Having recently received a misguided shout-out from the president during Black History Month – Frederick Douglass has done an amazing job... – it seems a good time to revisit the cultural icon's legitimate place in history. And a visit to his home in Washington, DC – surely a place the current president might want to consider visiting himself – would be a good place to start.

Go There

Greg Aragon's travel blog/review
Discovering Art, Culture and Cuisine in Lancaster

Prime Desert Woodland Preserve, Lancaster

Lancaster has always been one of those cities that I pass through on the way to some other destination. But last week was different. I finally took the time to explore the place and wow, was I surprised! I discovered a downtown full of charm, culture, cuisine and community spirit. My recent getaway began when a friend and I drove about 60 miles north of Los Angeles toward the Mojave Desert and checked into the Towneplace Suites Lancaster.

Go There

Bev Cohn's travel blog
Richard Gere and Joseph Cedar Discuss "The Moderate Rise and Tragic Fall of a New York Fixer"

a scene from the documentary 'My Hero Brother'

Richard Gere is one of America's acting treasures. He has an uncanny knack for selecting scripts with the most interesting characters. Included in some of his vast body of films are "American Gigolo, "An Officer and a Gentleman," "The Cotton Club," "Internal Affairs," "Pretty Woman," "Primal Fear," "Unfaithful," and "Chicago." Joseph Cedar, writer and director of the critically acclaimed "The Moderate Rise and Tragic Fall of a New York Fixer," was born in New York City but when he was five, his family moved to Israel where he was raised.

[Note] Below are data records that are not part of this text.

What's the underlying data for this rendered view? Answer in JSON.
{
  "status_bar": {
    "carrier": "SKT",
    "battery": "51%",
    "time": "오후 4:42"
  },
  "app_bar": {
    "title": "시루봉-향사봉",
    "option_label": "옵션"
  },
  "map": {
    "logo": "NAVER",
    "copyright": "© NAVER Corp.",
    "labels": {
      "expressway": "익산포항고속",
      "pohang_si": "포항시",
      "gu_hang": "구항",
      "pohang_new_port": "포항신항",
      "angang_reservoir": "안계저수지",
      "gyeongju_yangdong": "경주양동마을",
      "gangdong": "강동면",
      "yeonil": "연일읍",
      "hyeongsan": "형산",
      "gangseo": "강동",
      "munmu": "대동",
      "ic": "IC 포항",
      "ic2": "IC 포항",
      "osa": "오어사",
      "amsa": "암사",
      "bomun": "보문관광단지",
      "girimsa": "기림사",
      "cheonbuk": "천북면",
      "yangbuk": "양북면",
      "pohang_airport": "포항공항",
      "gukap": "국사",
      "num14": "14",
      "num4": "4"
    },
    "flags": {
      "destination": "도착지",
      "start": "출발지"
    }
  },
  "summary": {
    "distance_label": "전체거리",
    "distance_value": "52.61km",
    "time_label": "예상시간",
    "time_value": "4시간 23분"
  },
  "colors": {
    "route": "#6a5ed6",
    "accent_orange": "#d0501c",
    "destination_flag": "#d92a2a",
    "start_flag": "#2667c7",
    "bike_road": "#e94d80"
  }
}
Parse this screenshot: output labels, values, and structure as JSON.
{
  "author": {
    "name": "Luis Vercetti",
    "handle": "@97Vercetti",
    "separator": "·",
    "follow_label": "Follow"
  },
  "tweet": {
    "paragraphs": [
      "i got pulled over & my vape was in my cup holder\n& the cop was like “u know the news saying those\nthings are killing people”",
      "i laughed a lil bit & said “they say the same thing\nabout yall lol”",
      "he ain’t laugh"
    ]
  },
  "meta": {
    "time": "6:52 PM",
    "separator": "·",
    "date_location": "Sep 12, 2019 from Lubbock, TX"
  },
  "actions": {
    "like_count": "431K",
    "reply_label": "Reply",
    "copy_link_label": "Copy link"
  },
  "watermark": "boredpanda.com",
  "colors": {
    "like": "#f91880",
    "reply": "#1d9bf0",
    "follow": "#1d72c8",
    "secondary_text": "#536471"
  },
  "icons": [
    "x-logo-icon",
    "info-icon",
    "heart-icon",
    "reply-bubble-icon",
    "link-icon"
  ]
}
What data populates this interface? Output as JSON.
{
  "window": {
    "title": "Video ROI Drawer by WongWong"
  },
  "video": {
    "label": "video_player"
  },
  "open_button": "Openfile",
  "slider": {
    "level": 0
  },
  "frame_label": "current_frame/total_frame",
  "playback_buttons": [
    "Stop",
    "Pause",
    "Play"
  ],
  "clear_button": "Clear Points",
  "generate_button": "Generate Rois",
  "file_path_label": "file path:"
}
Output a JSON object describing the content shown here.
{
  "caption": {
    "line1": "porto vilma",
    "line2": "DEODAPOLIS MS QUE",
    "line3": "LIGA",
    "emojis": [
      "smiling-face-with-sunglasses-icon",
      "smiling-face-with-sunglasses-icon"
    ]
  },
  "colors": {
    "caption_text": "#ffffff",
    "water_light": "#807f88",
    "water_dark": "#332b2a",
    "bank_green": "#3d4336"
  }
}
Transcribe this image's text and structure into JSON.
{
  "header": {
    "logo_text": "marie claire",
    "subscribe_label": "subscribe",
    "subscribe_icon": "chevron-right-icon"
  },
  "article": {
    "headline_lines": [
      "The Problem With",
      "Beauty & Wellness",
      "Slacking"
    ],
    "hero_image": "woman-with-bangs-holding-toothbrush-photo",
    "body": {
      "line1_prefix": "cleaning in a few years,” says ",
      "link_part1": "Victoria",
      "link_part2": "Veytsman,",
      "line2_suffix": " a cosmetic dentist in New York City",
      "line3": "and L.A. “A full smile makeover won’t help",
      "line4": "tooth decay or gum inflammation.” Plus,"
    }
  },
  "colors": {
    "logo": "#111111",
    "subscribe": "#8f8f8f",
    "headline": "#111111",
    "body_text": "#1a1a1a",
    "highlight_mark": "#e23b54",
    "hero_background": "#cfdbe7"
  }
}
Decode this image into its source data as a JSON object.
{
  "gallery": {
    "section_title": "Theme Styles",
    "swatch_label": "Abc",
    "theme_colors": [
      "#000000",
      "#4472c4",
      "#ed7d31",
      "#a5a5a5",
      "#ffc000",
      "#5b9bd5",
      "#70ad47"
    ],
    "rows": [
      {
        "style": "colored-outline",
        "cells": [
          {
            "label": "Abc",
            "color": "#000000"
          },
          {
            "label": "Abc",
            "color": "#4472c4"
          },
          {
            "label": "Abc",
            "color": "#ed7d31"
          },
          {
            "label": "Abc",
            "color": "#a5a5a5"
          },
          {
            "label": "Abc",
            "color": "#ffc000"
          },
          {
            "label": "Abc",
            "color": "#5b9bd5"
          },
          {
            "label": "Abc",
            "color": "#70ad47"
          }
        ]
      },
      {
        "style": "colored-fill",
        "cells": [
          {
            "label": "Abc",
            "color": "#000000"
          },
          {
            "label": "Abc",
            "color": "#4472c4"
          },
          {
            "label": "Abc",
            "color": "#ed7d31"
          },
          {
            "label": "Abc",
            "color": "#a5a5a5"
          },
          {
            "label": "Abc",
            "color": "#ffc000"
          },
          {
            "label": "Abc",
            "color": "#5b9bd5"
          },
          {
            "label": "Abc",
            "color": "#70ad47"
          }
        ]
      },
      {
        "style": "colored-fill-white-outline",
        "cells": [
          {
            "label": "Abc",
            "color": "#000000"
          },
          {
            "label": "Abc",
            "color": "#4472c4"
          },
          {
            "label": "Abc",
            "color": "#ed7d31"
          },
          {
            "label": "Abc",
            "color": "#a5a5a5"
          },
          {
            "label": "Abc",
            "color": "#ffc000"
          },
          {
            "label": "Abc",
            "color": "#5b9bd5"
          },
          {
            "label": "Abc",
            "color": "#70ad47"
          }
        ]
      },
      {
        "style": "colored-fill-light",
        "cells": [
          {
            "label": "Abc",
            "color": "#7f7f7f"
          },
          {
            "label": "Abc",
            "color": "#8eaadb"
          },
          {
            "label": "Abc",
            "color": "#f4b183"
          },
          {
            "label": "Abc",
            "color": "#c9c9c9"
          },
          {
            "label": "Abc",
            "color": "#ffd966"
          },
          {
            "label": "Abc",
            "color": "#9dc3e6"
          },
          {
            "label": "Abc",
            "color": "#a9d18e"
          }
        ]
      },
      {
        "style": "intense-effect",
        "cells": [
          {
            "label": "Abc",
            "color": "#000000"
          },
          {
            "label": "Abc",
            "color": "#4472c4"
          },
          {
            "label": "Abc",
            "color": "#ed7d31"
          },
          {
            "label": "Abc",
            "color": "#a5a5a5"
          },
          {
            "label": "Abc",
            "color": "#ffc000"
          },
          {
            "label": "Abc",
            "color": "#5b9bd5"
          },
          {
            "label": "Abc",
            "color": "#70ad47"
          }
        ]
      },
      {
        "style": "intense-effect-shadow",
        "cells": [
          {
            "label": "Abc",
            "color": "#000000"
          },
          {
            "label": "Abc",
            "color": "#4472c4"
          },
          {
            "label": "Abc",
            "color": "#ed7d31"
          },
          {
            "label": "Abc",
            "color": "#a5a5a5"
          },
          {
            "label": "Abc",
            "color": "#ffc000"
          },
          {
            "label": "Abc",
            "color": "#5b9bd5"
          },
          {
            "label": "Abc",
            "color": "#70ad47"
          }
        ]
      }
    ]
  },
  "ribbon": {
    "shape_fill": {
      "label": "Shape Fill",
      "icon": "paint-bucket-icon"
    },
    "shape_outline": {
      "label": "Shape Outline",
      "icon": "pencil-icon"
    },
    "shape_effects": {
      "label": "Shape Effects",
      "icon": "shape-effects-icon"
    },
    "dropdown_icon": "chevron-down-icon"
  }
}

Go There

© All Rights Reserved. 2015.
This site is designed and maintained by WYNK Marketing. Send all technical issues to:
Friendly Planet Travel

Lovin Life After 50

Big Sur ad

Herzerl Tours ad

Tara Tours ad

Alaska Cruises & Vacations ad

Dude Ranchers' Assoc. ad

Cuna Law Yacht ad

Cruise One ad

Global Exchange Reality Tours ad

Global Exchange Reality Tours ad

Global Exchange Reality Tours ad

Park City ad

Visit Norway ad

Sitka, Alaska ad

Montreal tourism site

Visit Berlin ad

official website of the Netherlands

Cruise Copenhagen ad

Sun Valley ad

Philippine Department of Tourism portal

Quebec City tourism ad

AlaskaFerry ad

Zurich official website

Zuiderzee Museum ad